### Listed entries ###

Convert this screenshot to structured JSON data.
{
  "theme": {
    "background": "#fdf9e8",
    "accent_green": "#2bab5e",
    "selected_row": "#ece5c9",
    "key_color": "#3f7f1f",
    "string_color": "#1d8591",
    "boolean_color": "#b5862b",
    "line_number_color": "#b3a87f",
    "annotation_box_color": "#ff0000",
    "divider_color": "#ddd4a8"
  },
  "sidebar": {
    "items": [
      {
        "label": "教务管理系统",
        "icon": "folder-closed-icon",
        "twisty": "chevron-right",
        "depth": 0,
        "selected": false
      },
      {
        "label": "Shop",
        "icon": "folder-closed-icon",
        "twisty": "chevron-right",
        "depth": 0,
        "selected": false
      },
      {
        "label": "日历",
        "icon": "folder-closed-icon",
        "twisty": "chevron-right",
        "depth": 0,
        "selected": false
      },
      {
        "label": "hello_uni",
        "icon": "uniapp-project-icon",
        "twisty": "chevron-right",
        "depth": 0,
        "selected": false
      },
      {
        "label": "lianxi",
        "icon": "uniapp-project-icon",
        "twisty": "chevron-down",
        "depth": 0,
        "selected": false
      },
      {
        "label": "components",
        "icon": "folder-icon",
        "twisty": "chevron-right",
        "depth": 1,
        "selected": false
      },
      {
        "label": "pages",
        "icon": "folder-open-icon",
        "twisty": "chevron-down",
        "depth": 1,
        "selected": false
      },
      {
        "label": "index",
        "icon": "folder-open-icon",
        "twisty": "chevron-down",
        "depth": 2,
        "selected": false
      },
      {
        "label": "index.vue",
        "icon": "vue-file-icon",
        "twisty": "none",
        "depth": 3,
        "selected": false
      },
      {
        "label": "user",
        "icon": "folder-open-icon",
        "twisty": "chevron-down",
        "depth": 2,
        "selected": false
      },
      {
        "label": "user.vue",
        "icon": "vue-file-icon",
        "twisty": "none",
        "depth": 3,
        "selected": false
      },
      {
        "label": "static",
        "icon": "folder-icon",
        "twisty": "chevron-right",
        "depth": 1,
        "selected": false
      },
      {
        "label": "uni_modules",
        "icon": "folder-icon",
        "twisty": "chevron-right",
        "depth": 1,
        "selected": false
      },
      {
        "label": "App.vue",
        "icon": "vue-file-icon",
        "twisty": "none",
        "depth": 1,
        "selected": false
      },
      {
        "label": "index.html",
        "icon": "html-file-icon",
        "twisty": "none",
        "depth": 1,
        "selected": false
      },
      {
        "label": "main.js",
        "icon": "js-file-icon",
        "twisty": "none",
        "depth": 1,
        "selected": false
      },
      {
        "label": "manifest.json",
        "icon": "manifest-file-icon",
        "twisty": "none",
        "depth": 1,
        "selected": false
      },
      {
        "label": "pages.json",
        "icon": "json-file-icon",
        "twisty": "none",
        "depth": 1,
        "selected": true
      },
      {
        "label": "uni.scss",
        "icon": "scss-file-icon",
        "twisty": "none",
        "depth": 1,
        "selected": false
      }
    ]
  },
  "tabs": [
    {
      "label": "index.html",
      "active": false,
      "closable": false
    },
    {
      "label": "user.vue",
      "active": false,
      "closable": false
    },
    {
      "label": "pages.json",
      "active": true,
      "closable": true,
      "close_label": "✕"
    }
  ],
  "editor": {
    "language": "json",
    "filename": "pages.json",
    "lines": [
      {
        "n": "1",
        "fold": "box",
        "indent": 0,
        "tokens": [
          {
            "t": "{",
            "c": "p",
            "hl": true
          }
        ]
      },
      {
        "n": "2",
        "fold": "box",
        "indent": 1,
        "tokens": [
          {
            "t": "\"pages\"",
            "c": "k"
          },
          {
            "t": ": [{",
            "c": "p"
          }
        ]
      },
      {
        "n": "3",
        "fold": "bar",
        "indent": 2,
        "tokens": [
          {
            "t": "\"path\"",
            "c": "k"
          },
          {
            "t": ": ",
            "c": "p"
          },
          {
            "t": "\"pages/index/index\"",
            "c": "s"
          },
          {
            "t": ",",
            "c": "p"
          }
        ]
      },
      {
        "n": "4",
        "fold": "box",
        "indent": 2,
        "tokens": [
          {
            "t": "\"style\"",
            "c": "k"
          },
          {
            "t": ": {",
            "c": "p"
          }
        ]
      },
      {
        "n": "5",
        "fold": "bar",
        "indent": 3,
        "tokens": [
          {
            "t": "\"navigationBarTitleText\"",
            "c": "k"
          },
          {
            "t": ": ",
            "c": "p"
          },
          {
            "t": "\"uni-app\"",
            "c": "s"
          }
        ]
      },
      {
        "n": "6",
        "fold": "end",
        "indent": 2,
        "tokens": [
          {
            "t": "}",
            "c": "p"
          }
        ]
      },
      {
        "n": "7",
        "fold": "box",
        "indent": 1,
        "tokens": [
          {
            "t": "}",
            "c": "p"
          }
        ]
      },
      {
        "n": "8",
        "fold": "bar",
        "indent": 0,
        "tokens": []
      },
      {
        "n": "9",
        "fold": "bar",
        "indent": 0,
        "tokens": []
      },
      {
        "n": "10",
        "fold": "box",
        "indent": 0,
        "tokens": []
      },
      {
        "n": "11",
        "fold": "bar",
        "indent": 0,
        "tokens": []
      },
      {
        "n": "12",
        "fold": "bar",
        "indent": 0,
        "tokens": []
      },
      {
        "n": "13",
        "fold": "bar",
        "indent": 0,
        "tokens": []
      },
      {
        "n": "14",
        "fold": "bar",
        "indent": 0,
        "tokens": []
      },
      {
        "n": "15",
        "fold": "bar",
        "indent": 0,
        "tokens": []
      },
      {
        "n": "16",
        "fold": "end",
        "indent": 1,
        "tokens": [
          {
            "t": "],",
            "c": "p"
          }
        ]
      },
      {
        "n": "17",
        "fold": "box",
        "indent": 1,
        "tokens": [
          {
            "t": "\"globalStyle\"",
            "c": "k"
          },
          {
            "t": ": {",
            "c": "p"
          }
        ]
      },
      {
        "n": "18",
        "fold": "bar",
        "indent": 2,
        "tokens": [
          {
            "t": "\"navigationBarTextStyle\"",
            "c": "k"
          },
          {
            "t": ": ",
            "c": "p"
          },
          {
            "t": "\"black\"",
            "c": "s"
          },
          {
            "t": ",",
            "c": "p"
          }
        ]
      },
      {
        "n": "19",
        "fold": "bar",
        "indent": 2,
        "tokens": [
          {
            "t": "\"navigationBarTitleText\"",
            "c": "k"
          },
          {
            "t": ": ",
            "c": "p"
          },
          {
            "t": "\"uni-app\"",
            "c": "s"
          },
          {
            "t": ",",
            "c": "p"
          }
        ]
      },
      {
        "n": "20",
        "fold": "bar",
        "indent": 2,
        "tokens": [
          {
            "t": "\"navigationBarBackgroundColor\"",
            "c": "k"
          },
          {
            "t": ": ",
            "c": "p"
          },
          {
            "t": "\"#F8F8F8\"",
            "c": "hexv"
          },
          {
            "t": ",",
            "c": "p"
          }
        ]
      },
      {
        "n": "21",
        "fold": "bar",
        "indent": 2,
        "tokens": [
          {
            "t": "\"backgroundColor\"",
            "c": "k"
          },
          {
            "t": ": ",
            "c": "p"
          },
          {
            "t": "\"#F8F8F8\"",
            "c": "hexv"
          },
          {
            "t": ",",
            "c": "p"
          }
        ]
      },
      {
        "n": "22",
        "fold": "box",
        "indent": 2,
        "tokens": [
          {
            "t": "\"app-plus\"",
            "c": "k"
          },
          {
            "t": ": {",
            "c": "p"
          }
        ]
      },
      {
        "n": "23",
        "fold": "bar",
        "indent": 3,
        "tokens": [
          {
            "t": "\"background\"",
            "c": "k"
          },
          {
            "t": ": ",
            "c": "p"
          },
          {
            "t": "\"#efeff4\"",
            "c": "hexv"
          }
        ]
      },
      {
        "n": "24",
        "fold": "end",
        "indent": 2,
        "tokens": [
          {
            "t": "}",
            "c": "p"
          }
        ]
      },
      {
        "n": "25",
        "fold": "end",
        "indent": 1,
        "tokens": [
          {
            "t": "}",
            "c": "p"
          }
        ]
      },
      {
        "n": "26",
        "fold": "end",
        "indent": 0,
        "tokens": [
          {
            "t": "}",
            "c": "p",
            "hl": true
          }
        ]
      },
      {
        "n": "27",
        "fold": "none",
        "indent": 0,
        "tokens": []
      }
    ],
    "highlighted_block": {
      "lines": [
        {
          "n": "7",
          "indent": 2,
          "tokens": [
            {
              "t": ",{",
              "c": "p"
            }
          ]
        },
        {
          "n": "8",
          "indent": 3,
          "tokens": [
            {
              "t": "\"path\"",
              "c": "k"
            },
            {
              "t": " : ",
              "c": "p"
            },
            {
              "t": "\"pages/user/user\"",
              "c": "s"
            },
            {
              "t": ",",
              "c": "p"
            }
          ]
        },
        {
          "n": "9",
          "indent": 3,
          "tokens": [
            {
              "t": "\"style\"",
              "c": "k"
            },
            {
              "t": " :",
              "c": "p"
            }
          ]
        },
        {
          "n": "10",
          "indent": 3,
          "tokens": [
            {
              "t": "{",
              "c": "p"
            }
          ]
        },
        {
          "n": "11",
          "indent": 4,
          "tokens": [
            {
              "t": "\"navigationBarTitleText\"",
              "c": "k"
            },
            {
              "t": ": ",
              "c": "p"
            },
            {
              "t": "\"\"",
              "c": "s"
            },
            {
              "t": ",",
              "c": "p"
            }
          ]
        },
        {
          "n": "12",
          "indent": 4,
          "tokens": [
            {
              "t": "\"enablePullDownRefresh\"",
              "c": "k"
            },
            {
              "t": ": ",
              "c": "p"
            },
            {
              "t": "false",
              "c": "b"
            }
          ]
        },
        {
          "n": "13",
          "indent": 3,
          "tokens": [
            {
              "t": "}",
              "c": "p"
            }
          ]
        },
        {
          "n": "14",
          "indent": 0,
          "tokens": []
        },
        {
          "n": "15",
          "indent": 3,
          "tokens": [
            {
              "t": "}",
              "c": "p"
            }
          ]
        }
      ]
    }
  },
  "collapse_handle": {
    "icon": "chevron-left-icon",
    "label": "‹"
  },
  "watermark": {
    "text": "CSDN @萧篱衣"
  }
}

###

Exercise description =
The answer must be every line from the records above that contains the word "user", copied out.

Completed task =
        "label": "user",
        "label": "user.vue",
      "label": "user.vue",
              "t": "\"pages/user/user\"",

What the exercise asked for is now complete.